There is a lot of buzz and confusion about synthetic motor oil. In fact, you may be wondering: why is it called “synthetic”? Is it better for my car then conventional oil? Is it safe for my car? Does it last longer? Can synthetic oil be mixed with regular oil? Here is an attempt to answer these questions.
Regular oil is made by refining crude oil pumped from the ground. This involves heating the oil via a distillation process that separates out the long-chain oil hydrocarbons from the other hydrocarbons such as those used to produce gasoline and diesel fuel. Following distillation, the oil is further purified to produce a “base stock” to which specially formulated additives are applied to improve the oil’s lubrication properties such as anti-wear, anti-foam, oxidation resistance, detergency, and viscosity.
Synthetic oil is derived from refined crude oil that is further modified and purified to produce a higher level base stock. Other raw materials such as methane, carbon monoxide, and carbon dioxide may also be used. The oil is termed synthetic because these natural ingredients are chemically recombined to yield synthesized-hydrocarbon molecular chains of more consistent size and shape than those found in even the highest-quality conventional motor oil. The result is a lubricant with enhanced film strength that is better able to withstand extreme engine temperatures. By contrast, regular oil can easily vaporize or oxidize in conditions of extreme heat. As with regular oil, additives are added to synthetic oil to further improve its lubricating properties.
Synthetic oils were developed by both Germany and United States in the 1940s for lubricating aircraft engines. In 1972, AMSOIL introduced the first synthetic motor oil for automobiles. Although they were slow to catch on, all of the major oil companies added synthetic oils to their product lines by the 1990s.
Oil Change Interval
Synthetic or synthetic blended oils are not really designed to extend oil change intervals beyond the manufacturer recommendation. That being said, it is not uncommon to go 5000 to 7500 miles between changes with synthetic oil versus 3000 to 4000 miles for regular oil. Some manufacturers, such as Toyota, actually prescribe a change interval of 10K miles for many of their newer vehicles. Some people push the synthetic oil change interval even higher but that’s not a good idea as harmful deposits still build up in the oil over time even though it may retain its lubricating qualities.
Synthetic oil typically costs twice as much as conventional oil. However, because it lasts longer, allowing for longer change intervals, it could be argued that the price premium is more like 50 to 60%.
Best Oil For Your Car
Synthetic oil would seem to have the edge over regular motor oil. It offers reduced engine wear, easier startups at cold temperatures due to better flow characteristics ( less viscosity), greater viscosity at high temperatures, more resistance to viscosity breakdown, reduced engine deposits and contaminants, and improved gas mileage.
Synthetic oils have improved greatly over the last 20 years and are safe to use in most vehicles, especially newer ones.
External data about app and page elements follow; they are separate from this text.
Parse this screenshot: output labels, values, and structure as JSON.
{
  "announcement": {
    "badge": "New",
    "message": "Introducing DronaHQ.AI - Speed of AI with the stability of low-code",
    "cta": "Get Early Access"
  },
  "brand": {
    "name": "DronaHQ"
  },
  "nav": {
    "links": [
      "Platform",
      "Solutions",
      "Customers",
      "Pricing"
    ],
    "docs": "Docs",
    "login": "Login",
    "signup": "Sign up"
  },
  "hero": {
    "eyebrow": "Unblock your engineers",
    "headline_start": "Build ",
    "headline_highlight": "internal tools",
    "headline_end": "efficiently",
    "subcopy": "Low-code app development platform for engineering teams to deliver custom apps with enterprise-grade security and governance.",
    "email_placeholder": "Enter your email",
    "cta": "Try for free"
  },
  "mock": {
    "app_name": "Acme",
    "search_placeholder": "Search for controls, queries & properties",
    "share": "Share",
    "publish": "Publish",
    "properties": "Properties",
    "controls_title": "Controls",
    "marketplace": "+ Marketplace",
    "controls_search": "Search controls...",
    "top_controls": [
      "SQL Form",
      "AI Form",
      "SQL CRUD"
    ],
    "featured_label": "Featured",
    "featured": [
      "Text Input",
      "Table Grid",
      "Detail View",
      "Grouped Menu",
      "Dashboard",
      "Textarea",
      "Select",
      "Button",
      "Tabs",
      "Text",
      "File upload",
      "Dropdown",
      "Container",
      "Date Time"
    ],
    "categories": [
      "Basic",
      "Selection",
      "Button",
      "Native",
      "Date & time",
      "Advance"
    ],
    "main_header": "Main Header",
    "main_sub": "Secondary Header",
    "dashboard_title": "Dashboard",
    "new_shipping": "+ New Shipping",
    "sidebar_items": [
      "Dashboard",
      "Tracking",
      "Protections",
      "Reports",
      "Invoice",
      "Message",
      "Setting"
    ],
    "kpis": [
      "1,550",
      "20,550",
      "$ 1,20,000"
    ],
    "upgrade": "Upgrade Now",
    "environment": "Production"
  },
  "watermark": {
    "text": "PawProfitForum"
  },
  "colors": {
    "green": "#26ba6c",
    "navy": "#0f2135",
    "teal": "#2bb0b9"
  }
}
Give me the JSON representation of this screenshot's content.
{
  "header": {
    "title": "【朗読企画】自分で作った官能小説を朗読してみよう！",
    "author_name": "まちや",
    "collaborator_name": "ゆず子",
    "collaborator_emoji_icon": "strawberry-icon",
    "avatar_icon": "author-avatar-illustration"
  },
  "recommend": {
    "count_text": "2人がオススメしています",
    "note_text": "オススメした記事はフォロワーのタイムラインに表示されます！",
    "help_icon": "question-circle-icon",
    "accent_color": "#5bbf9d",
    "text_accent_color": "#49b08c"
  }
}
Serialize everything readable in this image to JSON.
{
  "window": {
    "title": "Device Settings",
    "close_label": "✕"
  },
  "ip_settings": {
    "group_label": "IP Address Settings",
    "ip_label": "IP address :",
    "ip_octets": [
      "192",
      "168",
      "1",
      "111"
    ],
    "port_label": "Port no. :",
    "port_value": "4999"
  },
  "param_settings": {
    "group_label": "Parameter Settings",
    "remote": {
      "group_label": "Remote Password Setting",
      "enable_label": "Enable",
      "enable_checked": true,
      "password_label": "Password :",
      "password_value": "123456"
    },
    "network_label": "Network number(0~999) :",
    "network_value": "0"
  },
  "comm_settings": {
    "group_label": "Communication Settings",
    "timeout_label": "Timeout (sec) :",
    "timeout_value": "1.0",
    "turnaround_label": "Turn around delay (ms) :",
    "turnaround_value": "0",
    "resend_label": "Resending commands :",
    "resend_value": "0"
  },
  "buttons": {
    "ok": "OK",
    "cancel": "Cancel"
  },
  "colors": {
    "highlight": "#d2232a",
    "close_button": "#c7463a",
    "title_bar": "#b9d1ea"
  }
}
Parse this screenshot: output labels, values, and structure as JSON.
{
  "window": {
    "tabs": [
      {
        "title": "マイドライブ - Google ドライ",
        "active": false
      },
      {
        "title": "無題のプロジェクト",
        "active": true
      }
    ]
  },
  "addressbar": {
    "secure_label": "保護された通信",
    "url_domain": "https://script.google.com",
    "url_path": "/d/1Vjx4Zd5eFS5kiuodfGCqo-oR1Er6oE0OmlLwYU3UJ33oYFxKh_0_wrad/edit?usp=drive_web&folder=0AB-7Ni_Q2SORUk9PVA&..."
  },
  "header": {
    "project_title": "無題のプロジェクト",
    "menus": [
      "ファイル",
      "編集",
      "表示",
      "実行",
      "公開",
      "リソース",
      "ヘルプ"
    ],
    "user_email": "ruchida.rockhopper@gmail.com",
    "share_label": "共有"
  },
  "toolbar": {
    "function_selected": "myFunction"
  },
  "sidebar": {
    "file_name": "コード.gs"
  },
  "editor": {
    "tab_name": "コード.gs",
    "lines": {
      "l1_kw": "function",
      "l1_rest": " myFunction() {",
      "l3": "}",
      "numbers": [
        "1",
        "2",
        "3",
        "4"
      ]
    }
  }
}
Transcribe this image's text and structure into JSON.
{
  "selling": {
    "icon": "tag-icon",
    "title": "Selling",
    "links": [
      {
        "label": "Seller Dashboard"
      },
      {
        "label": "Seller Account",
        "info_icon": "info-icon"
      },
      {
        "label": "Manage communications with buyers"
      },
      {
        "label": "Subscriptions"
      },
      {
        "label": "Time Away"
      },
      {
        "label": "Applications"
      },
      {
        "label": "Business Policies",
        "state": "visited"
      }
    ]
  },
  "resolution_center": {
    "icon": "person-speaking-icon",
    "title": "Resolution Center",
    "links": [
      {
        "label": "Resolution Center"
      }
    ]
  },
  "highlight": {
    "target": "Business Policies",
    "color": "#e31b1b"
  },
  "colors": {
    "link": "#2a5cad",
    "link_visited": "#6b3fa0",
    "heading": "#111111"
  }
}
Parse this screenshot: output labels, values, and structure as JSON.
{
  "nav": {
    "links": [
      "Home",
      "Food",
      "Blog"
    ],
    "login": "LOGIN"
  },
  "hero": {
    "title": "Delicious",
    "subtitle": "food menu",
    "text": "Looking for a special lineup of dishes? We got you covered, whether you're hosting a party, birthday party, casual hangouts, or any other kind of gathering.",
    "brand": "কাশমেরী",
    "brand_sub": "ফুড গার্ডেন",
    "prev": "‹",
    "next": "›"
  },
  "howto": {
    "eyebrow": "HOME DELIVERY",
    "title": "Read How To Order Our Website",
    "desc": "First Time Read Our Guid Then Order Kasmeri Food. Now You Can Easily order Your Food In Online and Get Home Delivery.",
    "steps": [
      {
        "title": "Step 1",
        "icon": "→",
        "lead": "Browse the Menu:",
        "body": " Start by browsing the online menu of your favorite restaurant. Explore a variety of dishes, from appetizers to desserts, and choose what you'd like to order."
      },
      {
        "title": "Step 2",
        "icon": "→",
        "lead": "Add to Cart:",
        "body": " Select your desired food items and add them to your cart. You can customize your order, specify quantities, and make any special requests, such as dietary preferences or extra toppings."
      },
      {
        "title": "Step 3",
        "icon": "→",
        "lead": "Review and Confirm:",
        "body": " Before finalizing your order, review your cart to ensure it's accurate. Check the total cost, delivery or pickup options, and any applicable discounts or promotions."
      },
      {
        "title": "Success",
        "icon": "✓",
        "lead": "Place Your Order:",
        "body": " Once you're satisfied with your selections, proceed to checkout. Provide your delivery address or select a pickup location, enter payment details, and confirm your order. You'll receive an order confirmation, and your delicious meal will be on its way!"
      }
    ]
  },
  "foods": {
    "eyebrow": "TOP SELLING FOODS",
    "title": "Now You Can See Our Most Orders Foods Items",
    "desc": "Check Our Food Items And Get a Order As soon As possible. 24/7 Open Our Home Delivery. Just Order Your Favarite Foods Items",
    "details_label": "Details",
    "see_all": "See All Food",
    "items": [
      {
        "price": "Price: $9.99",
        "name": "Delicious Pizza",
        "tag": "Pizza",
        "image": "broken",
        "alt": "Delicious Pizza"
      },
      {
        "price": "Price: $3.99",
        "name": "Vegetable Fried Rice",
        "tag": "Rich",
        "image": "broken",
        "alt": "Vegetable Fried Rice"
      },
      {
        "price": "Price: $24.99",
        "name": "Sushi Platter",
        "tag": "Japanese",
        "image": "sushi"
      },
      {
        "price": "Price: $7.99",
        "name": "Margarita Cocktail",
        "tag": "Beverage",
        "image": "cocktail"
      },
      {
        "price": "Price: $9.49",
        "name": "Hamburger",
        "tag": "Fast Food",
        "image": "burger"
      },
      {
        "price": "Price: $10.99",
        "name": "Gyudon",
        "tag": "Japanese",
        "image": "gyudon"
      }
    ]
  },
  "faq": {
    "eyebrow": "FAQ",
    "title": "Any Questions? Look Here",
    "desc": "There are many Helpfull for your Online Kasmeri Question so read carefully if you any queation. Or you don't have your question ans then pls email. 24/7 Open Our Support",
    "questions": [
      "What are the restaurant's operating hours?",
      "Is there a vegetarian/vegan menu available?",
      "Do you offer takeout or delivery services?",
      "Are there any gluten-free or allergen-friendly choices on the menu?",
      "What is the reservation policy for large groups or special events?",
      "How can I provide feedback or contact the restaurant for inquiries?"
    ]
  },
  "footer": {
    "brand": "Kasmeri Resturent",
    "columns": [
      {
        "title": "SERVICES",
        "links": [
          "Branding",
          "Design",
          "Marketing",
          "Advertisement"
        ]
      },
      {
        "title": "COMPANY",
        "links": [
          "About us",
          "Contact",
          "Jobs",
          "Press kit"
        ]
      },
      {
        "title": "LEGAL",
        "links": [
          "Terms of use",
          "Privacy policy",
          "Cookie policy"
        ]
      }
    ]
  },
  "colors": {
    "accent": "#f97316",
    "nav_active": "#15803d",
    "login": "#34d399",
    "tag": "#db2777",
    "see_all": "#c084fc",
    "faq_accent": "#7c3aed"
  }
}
On older, high mileage vehicles, full synthetic oil may not be the best choice because it could result in internal oil combustion because it is so thin and free-flowing.
Because synthetic oil costs considerably more than regular oil, a strong case could be made for sticking with regular oil assuming that the oil is changed per the manufacturer’s recommended interval and the vehicle is not routinely subjected to the extreme operating conditions that warrant the additional engine protection of synthetic oil.
Switching Between Synthetic and Regular Oil
Synthetic and conventional oils are compatible with each other so mixing the two or switching back and forth between them will not cause problems.